“The thing that shocked me [was] every time I played Sarah Huckabee Sanders, I would get a ton a tweets,” said Bryant. “Fifty percent of the people would be conservative people being like, ‘You are a fat, disgusting pig who should not play this strong, independent woman. Then, the other 50% were like, ‘Aidy is too beautiful to play this fat, disgusting liar.’”
It was the two distinct types of harassment that ended up being the breaking point for Bryant. “I think it’s really disgusting to reduce both of us to our looks and both of us to being a pig. Whether what you like what she says or not, we should not be reduced to being called pigs.”

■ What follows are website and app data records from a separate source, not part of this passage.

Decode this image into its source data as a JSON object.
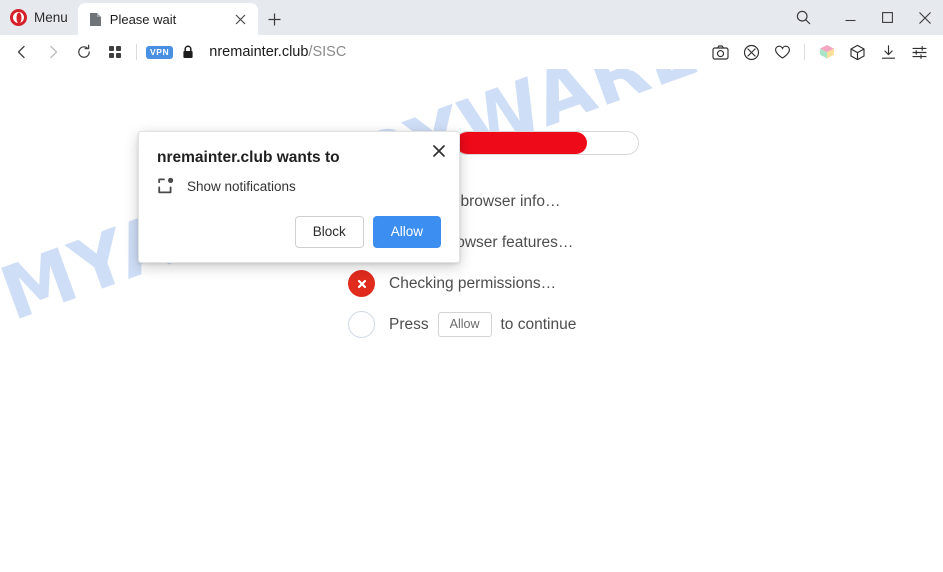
{
  "browser": {
    "menu_label": "Menu",
    "tab": {
      "title": "Please wait",
      "favicon_icon": "page-icon",
      "close_icon": "close-icon"
    },
    "newtab_icon": "plus-icon",
    "window_controls": {
      "search_icon": "search-icon",
      "minimize_icon": "minimize-icon",
      "maximize_icon": "maximize-icon",
      "close_icon": "close-icon"
    },
    "nav": {
      "back_icon": "back-arrow-icon",
      "forward_icon": "forward-arrow-icon",
      "reload_icon": "reload-icon",
      "tiles_icon": "grid-tiles-icon"
    },
    "address": {
      "vpn_badge": "VPN",
      "lock_icon": "lock-icon",
      "host": "nremainter.club",
      "path": "/SISC"
    },
    "toolbar_icons": [
      "camera-snapshot-icon",
      "ad-blocker-icon",
      "heart-favorite-icon",
      "workspaces-cube-icon",
      "extensions-cube-icon",
      "download-icon",
      "easy-setup-sliders-icon"
    ]
  },
  "dialog": {
    "title": "nremainter.club wants to",
    "permission_icon": "notification-popup-icon",
    "permission_label": "Show notifications",
    "block_label": "Block",
    "allow_label": "Allow",
    "close_icon": "close-icon"
  },
  "page": {
    "watermark": "MYANTISPYWARE.COM",
    "progress": {
      "percent": 72,
      "fill_color": "#ef0a19"
    },
    "steps": [
      {
        "state": "ok",
        "icon": "check-icon",
        "text": "Analyzing browser info…"
      },
      {
        "state": "ok",
        "icon": "check-icon",
        "text": "Testing browser features…"
      },
      {
        "state": "fail",
        "icon": "cross-icon",
        "text": "Checking permissions…"
      },
      {
        "state": "pending",
        "icon": "circle-icon",
        "text_before": "Press",
        "chip": "Allow",
        "text_after": "to continue"
      }
    ]
  }
}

Social media aside, “Shrill” marks the first time Bryant will top-line a project, which was at once both exhilarating and terrifying for the actress.
“My entire career, truly up to this point has been about ensemble,” said Bryant. “When I was at Second City, at “SNL,” I’m part of a troupe. There is, for me, discomfort in being like, ‘OK, I’m the one. I’m up front. I’m the one person on the poster,’ you know? In that part of me, I identify with Annie. But, I’m working toward feeling comfortable.”
What helped her actually feel more comfortable with the additional responsibility and visibility was the collaborative process, particularly among the show’s writers. “What was nice was we were able to find the pieces of the story that felt very universal,” she said of the writers’ room.
While finding those relatable moments was an important part of making “Shrill” a reality, Bryant’s dual roles as star and writer meant the series could stand apart from the book without losing its message of empowerment and body positivity.
“People are not used to fat people doing anything,” Bryant said. “That was just all the more reason I felt totally compelled to make this show.”
“Shrill” launches Mar. 15 on Hulu.